For the better part of the program I watched the National Conservative Party Vice President dance all over the issues like a trained ballet dancer. On the issue of Conservative MP's Bill Casey recent decision to vote against the government on a budget item which was promptly followed by his being turfed from the Conservative Party the best argument he could muster was "It's a confidence issue."
On further prodding about this same Conservative's previous comments way back when the sides were turned and Joe Comuzzi voted against the former Liberal government on a "confidence issue" he could hardly hide a smile as he responded that Mr Comuzzi knew what was in the budget full well before he voted, while Mr Casey did not. That lead some knee slapping laughter from the Liberal on the show.
The argument is as hollow as a Liberal Party fundraiser right now. MPs should be allowed to vote against budget items especially over issues as unique as the fiscal imbalance.
Further I'd like to quote a letter from Stephen Harper dated February 8, 2002:
"The structure of federal transfers creates real problems for how provincial governments deal with the resource industry. If the Newfoundland or Nova Scotia governments receive new revenues from resource developments, Ottawa may take up to 100% of this money by reducing equalization transfers."Although Harper may never have explicitly promised that 100% of resources would not be included in the equalization deal from now ad infinitum, he did certainly flirt with the idea going back to 2002.
"Whatever the right technical solution may be, it is also well past time to raise broader questions about the functioning of equalization."
Mr Casey and others in the Atlantic Provinces would have good reason to believe that their party had made a clear promise not to include non-renewable resources from the equalization formula forever. And seeing that, it's clear that they can not be morally expected to vote with the party on such an issue. In many cases they may have told voters that a vote for them was a vote for a fix on the fiscal imbalance that would be much of a better deal than they got.
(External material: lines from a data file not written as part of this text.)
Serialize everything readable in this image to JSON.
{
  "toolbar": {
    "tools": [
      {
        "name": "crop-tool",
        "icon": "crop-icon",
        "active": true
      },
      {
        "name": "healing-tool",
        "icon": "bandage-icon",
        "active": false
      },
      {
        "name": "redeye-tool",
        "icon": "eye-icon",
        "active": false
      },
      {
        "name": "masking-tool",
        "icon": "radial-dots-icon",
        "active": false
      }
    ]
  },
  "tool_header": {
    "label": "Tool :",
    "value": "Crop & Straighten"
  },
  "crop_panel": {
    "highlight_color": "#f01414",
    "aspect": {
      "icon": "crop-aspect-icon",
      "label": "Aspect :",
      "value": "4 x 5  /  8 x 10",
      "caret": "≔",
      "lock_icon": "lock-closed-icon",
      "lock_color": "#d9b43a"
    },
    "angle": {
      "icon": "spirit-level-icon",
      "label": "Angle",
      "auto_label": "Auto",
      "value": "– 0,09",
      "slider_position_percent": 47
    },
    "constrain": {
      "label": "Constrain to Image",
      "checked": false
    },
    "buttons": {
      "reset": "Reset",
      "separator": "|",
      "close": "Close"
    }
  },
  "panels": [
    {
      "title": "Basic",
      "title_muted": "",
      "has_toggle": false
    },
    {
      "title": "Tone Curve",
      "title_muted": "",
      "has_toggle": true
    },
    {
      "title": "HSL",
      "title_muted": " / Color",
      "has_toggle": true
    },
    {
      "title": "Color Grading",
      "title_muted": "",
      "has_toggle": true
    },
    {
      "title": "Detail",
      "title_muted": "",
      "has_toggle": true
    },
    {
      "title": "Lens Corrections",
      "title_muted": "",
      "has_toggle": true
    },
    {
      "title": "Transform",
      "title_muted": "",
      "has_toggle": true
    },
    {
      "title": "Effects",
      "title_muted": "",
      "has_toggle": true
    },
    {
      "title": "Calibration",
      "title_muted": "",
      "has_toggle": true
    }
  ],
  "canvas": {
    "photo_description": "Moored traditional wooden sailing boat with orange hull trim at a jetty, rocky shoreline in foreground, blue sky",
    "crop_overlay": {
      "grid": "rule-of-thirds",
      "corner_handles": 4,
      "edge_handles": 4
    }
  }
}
Apparently this is a "confidence issue." I respectfully disagree. Harper should have made it clear before the election that he was not guaranteeing that non-renewable resources would be excluded from the equalization formula for the Atlantic provinces from now into infinity.
What he did say about the fiscal imbalance at the time was that he viewed fixing the fiscal imbalance as merely a "deal." It was about negotiation. That's why he was criticized by the Liberal Party at the time for not including numbers in his fiscal plan that included expected costs of fixing the fiscal imbalance. In truth all Harper did was run around the country promising to "fix it" without actually saying what he would do and not costing the numbers. How could he? It was something to be negotiated.
In one sense you could argue he should have done just that - make a plan and present it to the public. In another sense you could argue that there was no way for him to do just that until he got into office. One premier may agree to one thing, while another premier may agree to something different. Negotiation of the issue seems the only realistic way forward.
But I think it's clear that over an issue so ill defined as the fiscal imbalance that expelling an MP for not liking the "deal" because it's a "confidence issue" is a shallow argument to say the least.
If I wanted butter, I'd ask for butter. So stop giving me butter for arguments. If the absence of any other given reason, the only issue I can see here is caucus solidarity. The only conclusion I can draw is that Harper's office made a tactical decision to punish one MP in the hopes that shear pressure will convince them to do otherwise. If that's true it's bullying and it shouldn't have happened.
It is truly a shameful time for the Conservative Party in Ottawa right now.